Your goal
Your answer must consist of every line from the data below that includes the word "JSON".

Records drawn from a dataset

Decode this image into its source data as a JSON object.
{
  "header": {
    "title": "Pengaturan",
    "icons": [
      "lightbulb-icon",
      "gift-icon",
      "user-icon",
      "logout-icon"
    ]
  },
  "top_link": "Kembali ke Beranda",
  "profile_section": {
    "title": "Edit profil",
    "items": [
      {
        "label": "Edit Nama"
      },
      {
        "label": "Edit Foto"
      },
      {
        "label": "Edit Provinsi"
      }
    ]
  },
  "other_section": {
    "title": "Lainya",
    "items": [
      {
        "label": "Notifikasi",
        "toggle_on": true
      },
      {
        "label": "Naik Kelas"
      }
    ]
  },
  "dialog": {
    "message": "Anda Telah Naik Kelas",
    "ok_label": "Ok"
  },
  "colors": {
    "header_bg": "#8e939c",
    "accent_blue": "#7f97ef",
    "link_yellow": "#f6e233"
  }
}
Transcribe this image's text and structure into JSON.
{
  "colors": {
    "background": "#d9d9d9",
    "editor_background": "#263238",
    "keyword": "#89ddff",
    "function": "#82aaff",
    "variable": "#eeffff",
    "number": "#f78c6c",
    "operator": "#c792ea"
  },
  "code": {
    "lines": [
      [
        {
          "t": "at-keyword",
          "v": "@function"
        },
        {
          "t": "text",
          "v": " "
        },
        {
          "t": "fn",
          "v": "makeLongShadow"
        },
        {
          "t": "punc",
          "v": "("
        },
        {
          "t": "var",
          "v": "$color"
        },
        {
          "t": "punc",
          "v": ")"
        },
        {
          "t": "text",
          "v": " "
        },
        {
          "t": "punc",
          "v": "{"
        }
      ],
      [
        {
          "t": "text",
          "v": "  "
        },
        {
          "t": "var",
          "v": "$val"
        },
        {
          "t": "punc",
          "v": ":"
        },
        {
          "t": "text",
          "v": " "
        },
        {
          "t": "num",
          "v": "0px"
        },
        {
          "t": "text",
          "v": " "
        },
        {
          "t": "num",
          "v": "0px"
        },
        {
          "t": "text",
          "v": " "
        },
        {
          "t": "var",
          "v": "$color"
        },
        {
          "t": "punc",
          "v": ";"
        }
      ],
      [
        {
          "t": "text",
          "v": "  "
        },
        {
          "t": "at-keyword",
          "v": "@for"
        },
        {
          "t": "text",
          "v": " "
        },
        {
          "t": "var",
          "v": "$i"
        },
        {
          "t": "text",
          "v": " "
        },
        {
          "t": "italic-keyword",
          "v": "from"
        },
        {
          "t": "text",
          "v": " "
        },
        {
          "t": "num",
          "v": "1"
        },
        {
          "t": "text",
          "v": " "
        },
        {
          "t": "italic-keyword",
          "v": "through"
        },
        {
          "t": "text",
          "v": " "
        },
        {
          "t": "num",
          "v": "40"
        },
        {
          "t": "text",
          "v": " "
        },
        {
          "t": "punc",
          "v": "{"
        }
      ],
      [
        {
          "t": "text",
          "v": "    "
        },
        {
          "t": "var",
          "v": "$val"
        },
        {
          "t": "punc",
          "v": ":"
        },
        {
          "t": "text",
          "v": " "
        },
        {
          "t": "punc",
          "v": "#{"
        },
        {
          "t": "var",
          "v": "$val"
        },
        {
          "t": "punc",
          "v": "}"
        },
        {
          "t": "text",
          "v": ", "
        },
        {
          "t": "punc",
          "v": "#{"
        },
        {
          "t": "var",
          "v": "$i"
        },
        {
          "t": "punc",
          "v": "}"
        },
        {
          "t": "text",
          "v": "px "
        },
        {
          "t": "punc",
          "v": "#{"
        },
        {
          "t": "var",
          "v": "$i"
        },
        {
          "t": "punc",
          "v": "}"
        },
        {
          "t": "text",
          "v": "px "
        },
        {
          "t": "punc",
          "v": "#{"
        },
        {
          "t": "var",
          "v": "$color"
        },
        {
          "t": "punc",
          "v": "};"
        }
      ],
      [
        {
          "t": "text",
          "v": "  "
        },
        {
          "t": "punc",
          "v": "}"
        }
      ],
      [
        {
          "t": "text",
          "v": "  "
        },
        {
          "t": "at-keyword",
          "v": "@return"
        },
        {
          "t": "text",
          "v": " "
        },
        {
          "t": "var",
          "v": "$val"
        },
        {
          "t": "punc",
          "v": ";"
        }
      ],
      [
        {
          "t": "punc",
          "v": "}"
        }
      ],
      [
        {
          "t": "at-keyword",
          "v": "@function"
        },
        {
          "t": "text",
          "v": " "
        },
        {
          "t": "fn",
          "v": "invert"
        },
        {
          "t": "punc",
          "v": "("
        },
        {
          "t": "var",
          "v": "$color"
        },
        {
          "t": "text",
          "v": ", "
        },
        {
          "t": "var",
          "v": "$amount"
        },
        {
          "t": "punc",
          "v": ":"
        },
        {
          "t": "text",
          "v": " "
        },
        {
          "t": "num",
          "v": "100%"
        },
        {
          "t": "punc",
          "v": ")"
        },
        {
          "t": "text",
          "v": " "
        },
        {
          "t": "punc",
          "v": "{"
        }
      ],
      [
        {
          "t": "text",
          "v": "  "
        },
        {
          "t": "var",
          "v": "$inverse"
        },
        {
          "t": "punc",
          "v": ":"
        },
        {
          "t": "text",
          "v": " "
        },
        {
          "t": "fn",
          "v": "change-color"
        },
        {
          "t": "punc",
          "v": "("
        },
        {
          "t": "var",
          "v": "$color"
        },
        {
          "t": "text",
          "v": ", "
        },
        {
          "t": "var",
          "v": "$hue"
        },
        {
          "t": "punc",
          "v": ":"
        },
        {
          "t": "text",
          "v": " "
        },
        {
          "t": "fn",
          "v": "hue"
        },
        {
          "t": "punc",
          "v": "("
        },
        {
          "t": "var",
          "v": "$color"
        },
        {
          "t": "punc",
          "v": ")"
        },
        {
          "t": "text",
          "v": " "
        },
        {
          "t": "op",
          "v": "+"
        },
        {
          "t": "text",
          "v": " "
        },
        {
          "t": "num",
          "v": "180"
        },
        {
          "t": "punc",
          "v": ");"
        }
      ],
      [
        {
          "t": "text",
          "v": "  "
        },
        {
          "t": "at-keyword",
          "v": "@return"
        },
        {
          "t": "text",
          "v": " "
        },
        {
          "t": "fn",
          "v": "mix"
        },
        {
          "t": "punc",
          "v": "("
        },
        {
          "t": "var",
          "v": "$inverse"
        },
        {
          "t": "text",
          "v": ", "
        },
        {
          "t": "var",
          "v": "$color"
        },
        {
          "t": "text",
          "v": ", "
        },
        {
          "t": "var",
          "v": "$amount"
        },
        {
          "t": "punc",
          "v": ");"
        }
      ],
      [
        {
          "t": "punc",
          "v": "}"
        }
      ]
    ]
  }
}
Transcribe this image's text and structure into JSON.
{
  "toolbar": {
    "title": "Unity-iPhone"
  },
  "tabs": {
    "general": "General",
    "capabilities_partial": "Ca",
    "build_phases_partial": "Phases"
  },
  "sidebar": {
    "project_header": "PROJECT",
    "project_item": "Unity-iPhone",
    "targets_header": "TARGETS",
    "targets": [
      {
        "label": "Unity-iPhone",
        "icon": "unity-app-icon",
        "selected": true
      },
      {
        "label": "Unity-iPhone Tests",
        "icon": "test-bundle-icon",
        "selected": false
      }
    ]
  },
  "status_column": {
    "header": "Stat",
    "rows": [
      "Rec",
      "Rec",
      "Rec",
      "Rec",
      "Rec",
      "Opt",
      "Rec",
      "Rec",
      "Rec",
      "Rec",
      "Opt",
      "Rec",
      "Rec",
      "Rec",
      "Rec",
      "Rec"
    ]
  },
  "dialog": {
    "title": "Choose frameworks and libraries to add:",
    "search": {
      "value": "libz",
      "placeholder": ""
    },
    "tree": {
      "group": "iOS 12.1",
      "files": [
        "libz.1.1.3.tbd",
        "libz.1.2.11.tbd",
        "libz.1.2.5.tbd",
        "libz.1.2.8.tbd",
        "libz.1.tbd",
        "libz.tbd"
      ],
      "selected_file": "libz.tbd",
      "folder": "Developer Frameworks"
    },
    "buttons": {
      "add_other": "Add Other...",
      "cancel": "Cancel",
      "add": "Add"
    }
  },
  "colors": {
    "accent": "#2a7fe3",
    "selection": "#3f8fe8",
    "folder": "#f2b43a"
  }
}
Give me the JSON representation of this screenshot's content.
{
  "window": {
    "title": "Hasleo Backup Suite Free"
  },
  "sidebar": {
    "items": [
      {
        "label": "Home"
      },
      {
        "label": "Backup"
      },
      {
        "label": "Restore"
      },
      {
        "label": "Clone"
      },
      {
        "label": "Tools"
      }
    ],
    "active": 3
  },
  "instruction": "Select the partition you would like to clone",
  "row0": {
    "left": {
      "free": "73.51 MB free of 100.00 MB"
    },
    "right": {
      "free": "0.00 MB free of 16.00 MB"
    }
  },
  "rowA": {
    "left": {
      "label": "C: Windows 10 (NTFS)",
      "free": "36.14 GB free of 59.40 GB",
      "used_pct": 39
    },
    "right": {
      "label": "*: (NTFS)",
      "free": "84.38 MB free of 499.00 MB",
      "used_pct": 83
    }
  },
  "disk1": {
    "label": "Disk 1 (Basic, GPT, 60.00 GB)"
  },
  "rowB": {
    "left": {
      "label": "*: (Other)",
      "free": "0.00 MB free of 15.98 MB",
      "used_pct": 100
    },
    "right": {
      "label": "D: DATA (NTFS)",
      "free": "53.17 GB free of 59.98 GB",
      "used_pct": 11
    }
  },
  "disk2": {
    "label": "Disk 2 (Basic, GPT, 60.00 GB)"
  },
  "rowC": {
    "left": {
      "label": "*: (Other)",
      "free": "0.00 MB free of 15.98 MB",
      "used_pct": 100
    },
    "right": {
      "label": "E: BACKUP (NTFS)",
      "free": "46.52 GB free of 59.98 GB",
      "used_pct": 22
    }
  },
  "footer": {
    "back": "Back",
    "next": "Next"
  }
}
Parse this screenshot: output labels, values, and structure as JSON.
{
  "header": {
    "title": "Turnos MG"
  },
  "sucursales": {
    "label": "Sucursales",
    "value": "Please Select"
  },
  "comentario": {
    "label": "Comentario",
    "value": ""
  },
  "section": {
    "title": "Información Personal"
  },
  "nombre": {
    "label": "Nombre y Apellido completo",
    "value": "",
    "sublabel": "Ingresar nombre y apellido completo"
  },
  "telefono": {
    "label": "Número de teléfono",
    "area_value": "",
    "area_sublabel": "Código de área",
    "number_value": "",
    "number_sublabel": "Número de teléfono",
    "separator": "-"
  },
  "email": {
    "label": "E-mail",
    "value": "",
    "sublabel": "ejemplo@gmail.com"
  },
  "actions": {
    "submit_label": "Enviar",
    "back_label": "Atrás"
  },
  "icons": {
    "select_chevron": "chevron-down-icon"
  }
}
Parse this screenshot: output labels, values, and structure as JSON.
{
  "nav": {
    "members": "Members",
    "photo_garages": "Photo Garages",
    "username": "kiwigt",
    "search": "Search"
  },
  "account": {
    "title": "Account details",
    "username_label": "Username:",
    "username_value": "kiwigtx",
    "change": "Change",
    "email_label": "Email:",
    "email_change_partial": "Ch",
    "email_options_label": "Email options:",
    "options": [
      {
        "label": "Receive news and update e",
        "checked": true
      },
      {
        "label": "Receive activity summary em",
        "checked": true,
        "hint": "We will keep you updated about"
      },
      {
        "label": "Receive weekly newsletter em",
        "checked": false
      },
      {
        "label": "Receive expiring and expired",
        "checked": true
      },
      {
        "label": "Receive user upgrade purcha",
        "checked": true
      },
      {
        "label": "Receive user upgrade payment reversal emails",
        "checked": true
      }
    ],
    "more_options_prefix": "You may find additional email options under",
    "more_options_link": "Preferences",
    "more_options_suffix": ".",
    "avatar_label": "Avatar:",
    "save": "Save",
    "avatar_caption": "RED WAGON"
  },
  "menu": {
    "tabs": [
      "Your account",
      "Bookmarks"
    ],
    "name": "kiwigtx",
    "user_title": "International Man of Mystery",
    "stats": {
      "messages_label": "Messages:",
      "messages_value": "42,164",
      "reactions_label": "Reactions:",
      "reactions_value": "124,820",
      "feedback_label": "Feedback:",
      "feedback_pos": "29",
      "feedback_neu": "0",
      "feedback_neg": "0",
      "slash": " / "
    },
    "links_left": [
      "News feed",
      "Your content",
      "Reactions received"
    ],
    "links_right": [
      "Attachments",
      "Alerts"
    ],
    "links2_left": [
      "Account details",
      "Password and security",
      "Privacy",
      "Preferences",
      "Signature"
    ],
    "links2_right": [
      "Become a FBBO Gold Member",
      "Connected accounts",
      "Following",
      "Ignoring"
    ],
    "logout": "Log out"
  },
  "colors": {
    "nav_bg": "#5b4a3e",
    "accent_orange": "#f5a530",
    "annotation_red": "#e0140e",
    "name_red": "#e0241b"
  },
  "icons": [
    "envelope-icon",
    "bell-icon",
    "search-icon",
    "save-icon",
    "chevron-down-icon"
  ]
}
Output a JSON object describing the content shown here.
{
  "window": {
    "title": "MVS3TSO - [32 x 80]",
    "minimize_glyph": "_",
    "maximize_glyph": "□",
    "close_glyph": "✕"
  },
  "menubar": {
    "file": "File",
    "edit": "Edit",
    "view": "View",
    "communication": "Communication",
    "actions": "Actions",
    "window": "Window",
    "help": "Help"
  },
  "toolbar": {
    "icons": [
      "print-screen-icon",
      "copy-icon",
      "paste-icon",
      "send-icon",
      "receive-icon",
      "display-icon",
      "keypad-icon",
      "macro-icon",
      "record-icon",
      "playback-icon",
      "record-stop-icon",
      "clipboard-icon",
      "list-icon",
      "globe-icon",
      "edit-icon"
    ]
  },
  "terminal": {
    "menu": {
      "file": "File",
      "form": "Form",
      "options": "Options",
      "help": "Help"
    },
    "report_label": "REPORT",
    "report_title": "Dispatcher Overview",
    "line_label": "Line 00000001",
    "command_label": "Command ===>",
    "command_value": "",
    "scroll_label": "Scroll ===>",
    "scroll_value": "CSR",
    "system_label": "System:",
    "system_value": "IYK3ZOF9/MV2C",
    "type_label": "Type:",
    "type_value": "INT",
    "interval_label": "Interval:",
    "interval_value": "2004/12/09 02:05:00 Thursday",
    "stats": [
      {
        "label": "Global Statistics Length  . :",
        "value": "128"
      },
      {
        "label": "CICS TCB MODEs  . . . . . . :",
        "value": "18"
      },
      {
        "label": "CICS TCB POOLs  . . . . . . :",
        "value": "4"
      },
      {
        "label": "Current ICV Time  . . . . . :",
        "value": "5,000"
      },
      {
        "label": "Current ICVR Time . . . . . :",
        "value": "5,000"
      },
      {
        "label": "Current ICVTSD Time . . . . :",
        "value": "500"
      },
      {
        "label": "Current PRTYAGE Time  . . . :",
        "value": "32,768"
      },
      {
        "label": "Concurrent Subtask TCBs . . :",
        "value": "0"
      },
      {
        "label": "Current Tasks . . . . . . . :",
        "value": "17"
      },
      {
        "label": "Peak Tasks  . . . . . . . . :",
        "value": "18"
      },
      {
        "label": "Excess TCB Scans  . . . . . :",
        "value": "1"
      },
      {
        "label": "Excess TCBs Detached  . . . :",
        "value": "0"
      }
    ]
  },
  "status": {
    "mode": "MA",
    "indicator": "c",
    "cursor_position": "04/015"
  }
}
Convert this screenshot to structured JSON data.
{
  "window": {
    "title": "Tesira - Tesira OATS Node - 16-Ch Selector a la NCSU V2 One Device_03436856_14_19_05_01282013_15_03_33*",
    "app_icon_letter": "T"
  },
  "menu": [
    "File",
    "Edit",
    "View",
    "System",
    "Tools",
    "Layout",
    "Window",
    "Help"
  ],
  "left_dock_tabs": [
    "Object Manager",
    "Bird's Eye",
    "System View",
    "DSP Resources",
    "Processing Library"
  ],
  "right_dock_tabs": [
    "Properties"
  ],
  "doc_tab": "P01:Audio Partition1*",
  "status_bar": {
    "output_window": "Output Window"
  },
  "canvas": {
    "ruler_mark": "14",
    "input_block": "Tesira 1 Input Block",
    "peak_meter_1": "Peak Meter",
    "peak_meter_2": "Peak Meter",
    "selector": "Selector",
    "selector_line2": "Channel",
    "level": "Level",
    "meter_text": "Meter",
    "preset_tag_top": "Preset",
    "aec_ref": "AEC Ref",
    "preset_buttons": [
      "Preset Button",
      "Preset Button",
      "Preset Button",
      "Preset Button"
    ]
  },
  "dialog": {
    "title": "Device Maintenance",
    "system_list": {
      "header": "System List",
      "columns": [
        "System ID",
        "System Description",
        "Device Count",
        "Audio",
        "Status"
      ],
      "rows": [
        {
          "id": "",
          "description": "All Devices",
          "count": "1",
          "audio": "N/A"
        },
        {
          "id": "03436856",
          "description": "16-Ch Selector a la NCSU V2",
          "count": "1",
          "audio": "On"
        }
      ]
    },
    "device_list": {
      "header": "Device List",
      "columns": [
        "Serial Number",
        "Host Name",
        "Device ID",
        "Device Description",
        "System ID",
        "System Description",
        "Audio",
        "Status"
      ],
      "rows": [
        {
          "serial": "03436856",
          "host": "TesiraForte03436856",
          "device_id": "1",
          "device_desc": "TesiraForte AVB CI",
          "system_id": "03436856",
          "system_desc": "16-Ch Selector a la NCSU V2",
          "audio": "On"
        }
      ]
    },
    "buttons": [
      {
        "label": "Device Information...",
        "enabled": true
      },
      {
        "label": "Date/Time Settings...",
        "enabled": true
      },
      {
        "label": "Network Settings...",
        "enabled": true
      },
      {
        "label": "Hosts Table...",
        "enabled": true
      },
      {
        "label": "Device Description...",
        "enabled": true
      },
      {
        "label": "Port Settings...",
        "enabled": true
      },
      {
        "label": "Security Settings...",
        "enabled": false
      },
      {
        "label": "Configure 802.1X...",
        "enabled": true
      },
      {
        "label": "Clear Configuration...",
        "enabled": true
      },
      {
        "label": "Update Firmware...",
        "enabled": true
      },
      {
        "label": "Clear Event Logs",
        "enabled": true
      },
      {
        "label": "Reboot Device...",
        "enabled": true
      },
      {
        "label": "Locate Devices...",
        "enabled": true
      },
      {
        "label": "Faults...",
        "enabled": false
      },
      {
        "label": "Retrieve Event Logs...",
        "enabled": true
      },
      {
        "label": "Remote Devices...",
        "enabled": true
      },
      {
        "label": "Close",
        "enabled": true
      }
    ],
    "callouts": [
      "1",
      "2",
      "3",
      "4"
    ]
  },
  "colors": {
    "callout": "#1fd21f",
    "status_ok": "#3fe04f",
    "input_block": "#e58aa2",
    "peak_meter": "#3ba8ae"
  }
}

Result for this exercise
Decode this image into its source data as a JSON object.
Transcribe this image's text and structure into JSON.
Transcribe this image's text and structure into JSON.
Give me the JSON representation of this screenshot's content.
Parse this screenshot: output labels, values, and structure as JSON.
Parse this screenshot: output labels, values, and structure as JSON.
Output a JSON object describing the content shown here.
Convert this screenshot to structured JSON data.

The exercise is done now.